In the past month, with the higher feedstock cost, the European market was impacted by imports from Asia and Russia, which gave some clients a cost advantage as for some applications, comparable qualities were offered €100 to €200 per metric ton below the European prices. The main cause for this is based on the fact that the traditional export markets for Russia, for example China, are currently very soft due to high inventories and low demand. Therefore, these volumes are trying to find a home in Europe at prices lower than domestic offers. Nonetheless there are signs of a improvement in demand from China in September.

Emulsion SBR is now in the range of €1,340 to €1,710 per metric ton for dry emulsion grade. The oil grades followed this trend and TDAE extended in 1723 is now in a price range of €1,435 and €1,635 per metric ton. PBR prices are in a range of: for nickel-based PBR in a range of €1,550 to €1,650 per metric ton, for neodymium-based PBR in a range of €1,750 to €1,850 per metric ton and for lithium-based PBR in a range of €1,850 to €1,950 per metric ton.

In Asia, Rubber makers in Asia increased offers amid the increase in Korean spot butadiene prices. Korean offers of SBR 1502 into Northeast Asia and Southeast Asia increased to $1,800-$1,850 per metric ton delivered. In the next three months, the synthetic rubber market is not expected to change much. Market inventories of synthetic rubber remain at high levels.

In the U.S., synthetic rubber market conditions remain extremely challenging on both sides of the negotiating table. Supply is readily available, partially because producers could increase rates easily at any time, should demand justify the additional production.
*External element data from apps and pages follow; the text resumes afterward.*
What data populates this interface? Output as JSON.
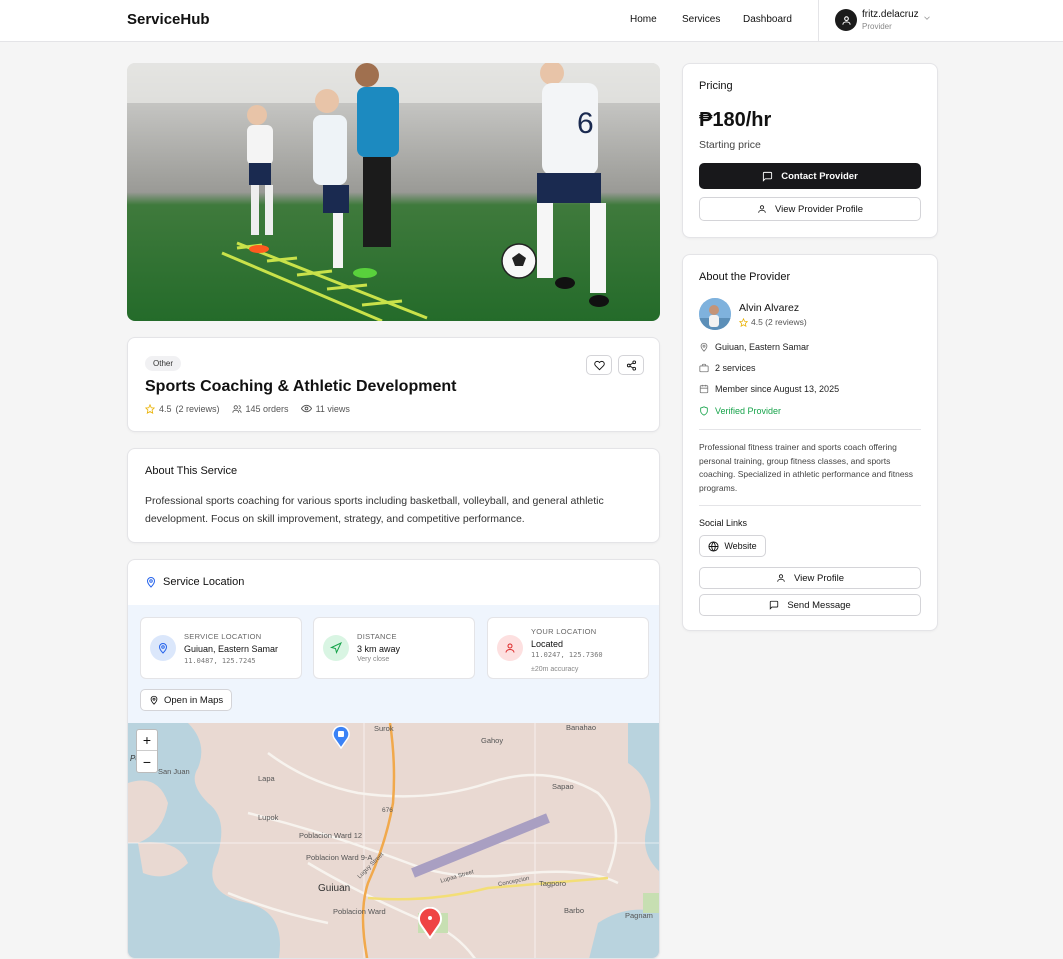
{
  "header": {
    "brand": "ServiceHub",
    "nav": [
      "Home",
      "Services",
      "Dashboard"
    ],
    "user_name": "fritz.delacruz",
    "user_role": "Provider"
  },
  "service": {
    "category": "Other",
    "title": "Sports Coaching & Athletic Development",
    "rating": "4.5",
    "reviews": "(2 reviews)",
    "orders": "145 orders",
    "views": "11 views"
  },
  "about": {
    "heading": "About This Service",
    "text": "Professional sports coaching for various sports including basketball, volleyball, and general athletic development. Focus on skill improvement, strategy, and competitive performance."
  },
  "location": {
    "heading": "Service Location",
    "service_label": "SERVICE LOCATION",
    "service_value": "Guiuan, Eastern Samar",
    "service_coords": "11.0487, 125.7245",
    "distance_label": "DISTANCE",
    "distance_value": "3 km away",
    "distance_sub": "Very close",
    "your_label": "YOUR LOCATION",
    "your_value": "Located",
    "your_coords": "11.0247, 125.7360",
    "your_accuracy": "±20m accuracy",
    "open_maps": "Open in Maps",
    "zoom_in": "+",
    "zoom_out": "−",
    "map_labels": [
      "Surok",
      "Banahao",
      "Gahoy",
      "San Juan",
      "Lapa",
      "Sapao",
      "Lupok",
      "Poblacion Ward 12",
      "Poblacion Ward 9-A",
      "Guiuan",
      "Poblacion Ward",
      "Tagporo",
      "Barbo",
      "Pagnam",
      "676",
      "Luguy Street",
      "Lupaa Street",
      "Concepcion",
      "Poo"
    ]
  },
  "pricing": {
    "label": "Pricing",
    "price": "₱180/hr",
    "sub": "Starting price",
    "contact": "Contact Provider",
    "view_profile": "View Provider Profile"
  },
  "provider": {
    "heading": "About the Provider",
    "name": "Alvin Alvarez",
    "rating": "4.5 (2 reviews)",
    "location": "Guiuan, Eastern Samar",
    "services": "2 services",
    "member": "Member since August 13, 2025",
    "verified": "Verified Provider",
    "bio": "Professional fitness trainer and sports coach offering personal training, group fitness classes, and sports coaching. Specialized in athletic performance and fitness programs.",
    "social_label": "Social Links",
    "website": "Website",
    "view_profile": "View Profile",
    "send_message": "Send Message"
  },
  "colors": {
    "primary": "#18181b",
    "star": "#eab308",
    "verified": "#16a34a",
    "location_blue": "#2563eb",
    "pin_red": "#dc2626"
  }
}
However, the result of the large butadiene price decrease in August was to effectively close, or at the very least make it much more difficult, the door to imports. As we noted last month, the decrease in raw material costs does not appear to be stimulating demand, just preventing further destruction.
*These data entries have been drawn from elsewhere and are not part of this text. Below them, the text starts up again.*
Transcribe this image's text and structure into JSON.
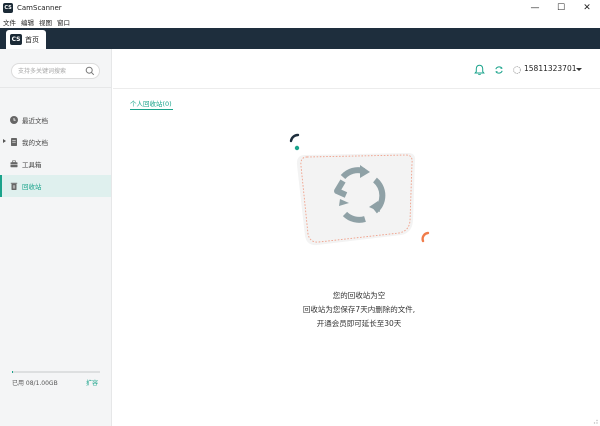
{
  "window": {
    "title": "CamScanner",
    "logo_text": "CS",
    "controls": {
      "minimize": "—",
      "maximize": "☐",
      "close": "✕"
    }
  },
  "menu": [
    "文件",
    "编辑",
    "视图",
    "窗口"
  ],
  "tabs": {
    "home": {
      "logo_text": "CS",
      "label": "首页"
    }
  },
  "sidebar": {
    "search_placeholder": "支持多关键词搜索",
    "items": [
      {
        "label": "最近文档",
        "icon": "clock-icon"
      },
      {
        "label": "我的文档",
        "icon": "document-icon"
      },
      {
        "label": "工具箱",
        "icon": "toolbox-icon"
      },
      {
        "label": "回收站",
        "icon": "trash-icon"
      }
    ],
    "storage": {
      "used_label": "已用 08/1.00GB",
      "expand_label": "扩容",
      "used_fraction": 0.01
    }
  },
  "header": {
    "user": "15811323701"
  },
  "content": {
    "tab_label": "个人回收站(0)",
    "empty_title": "您的回收站为空",
    "empty_line1": "回收站为您保存7天内删除的文件,",
    "empty_line2": "开通会员即可延长至30天"
  },
  "colors": {
    "accent": "#1aa38b",
    "tabbar": "#1e2e3d",
    "sidebar_bg": "#f4f5f6",
    "recycle_arrows": "#8fa1a6",
    "dashed_border": "#f0a08a"
  }
}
Market Analysis

While an improved market is expected next year along the supply chain, it is far from clear that all of the players will enjoy stronger margins, especially on incremental production. There is no strong incentive to run SBR production at high levels through the end of the next year as the full cash costs are not covered.

Natural Rubber

Average August natural rubber prices on the SICOM rose 5.5 cents from July, averaging roughly $1.07 per pound ($2,367 per ton) for the month. Thailand, the world’s largest producer of natural rubber, together with Malaysia and Indonesia, agreed last year to cut exports by 300,000 tons during the first half of 2013 in an effort to boost prices. The export restrictions have now ended but there was no real impact on prices as they continued to trend lower over that timeframe. High inventories have also played a role in low rubber prices over the past several months.

TOCOM natural rubber futures increased in August, ending the month $135 per ton higher than the July closing price. The August RSS3 contract closed at $2,673 per ton. Monthly prices on the TOCOM through December 2013 also increased from last month, ranging from $2,607 to $2,697 per ton. TSR20 futures on the SICOM closed at $2,367 per ton for August, an increase of $143 per ton from the July contract price. SICOM TSR20 futures prices through December 2013 also increased, ranging from $2,400 to $2,439 per ton, around $200 per ton higher than the futures strip at the end of July.


The Taiwan domestic contract price was $1,041 per ton for August deliveries. The U.S. butadiene contract price marker posted by IHS Chemical increased to 43.1
cents per pound ($950 per ton) for September. The European contract price of August was €750 per metric ton. For September, the price was settled with a small increase of €25 per metric ton to €775 per metric ton.

Currently, the U.S. contract marker is the lowest butadiene price in the world. Price movements in either November or December are not expected, but it will be interesting to see what happens in October.


Spot prices continue to spike as tight supply, short covering and logistics issues push the European market to record high levels of $1,900 per mt. Demand is still
down year on year, and given the high price of styrene monomer, consumers may now step away from the market. The extremely high European styrene price is luring U.S. styrene to be shipped to Europe and the Asian styrene market will be neglected by U.S. styrene players as a result.